A True Community
Before there was Kiawah, there was a plan. Developer Kiawah Partners has always been committed to preserving the natural environment that makes Kiawah Island such a special place.
Based on a $1.3 million environmental study performed in 1974 — before Kiawah Partners purchased the island — Kiawah Partners decided against a higher-density community and instead developed a forward-thinking master plan that balances the social, recreational, commercial, and habitat needs of the Island’s varied residents.
In fact, thanks to the efforts of Kiawah Partners, other Kiawah Island organizations, and Kiawah homeowners, the Island’s dense foliage and forest habitat looks much today as it did centuries ago. Kiawah is considered by many to be the most sensitively developed barrier island in the nation.

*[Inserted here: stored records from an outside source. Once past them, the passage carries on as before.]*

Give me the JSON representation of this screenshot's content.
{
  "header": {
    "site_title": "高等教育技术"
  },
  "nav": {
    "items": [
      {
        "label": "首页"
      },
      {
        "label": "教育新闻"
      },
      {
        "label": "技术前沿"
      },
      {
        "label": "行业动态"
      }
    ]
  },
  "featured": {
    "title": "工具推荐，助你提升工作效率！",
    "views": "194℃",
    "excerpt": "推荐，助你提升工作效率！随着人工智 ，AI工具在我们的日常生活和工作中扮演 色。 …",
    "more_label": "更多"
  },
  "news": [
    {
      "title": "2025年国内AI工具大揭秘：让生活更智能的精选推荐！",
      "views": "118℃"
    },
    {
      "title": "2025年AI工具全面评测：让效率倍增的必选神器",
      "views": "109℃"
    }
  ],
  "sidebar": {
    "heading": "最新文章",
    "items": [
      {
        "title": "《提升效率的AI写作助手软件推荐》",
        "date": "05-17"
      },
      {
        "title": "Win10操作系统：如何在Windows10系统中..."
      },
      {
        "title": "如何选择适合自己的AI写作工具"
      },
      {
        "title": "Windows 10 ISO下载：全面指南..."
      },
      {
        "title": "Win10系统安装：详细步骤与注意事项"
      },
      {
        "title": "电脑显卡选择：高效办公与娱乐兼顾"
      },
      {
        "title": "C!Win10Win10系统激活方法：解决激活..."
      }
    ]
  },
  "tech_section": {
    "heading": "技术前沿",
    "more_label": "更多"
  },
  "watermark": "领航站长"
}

Stable home values
As a master-planned community, the Island will never be overdeveloped. It will remain peaceful and exclusive, maintaining the value of homeowners’ properties over the long term.
While Kiawah’s 1976 Master Plan called for 7,000 residential properties, Kiawah Partners reduced that cap to about 5,600 in its 1994 development agreement with the Town of Kiawah Island. Kiawah Partners’ emphasis on preserving natural habitat will reduce the number further, making homes here more valuable (and private) than in other more densely developed communities.
Furthermore, unlike many barrier islands that lose a portion of their land area through erosion each year, Kiawah’s shoreline has steadily grown for over a century by sand accretion along its 10-mile beachfront. A 1999 study found that over a period of 16 years, the Island’s net gain in sand volume was estimated at 5-7 million cubic yards.
Master Plan details
Today, the Master Plan continues to guide Kiawah’s evolution as a luxury gated community. Key features of the plan include:
- Higher density land uses are grouped into manageable zones on land suited for slightly more intensive use.
- Environmentally sensitive areas are reserved for less concentrated development or no development at all.
- Prior to construction, all buildings and landscaping plans must meet the approval of an Architectural Review Board.
- Special covenants on residential neighborhoods over and above the basic Island-wide covenants, such as maximum square footage, ground coverage limits, height restrictions, exterior colors, natural materials, and preservation of vegetation.
- Self-imposed front beach development setbacks; 300-400 acres of dunes deeded to the Kiawah Island Community Association as permanent green space.
- Created a conservation easement managed by the Kiawah Island Natural Habitat Conservancy to provide for permanent conservation of approximately 150 acres of pristine oceanfront high ground known as Little Bear Island.
In addition to Kiawah Island Real Estate and Kiawah Partners, there are other entities within the community that are hard at work keeping Kiawah strong and stable. Running the town isn’t our specialty, so we’ve partnered with these organizations to ensure it runs smoothly for everyone, including employees, residents, and visitors.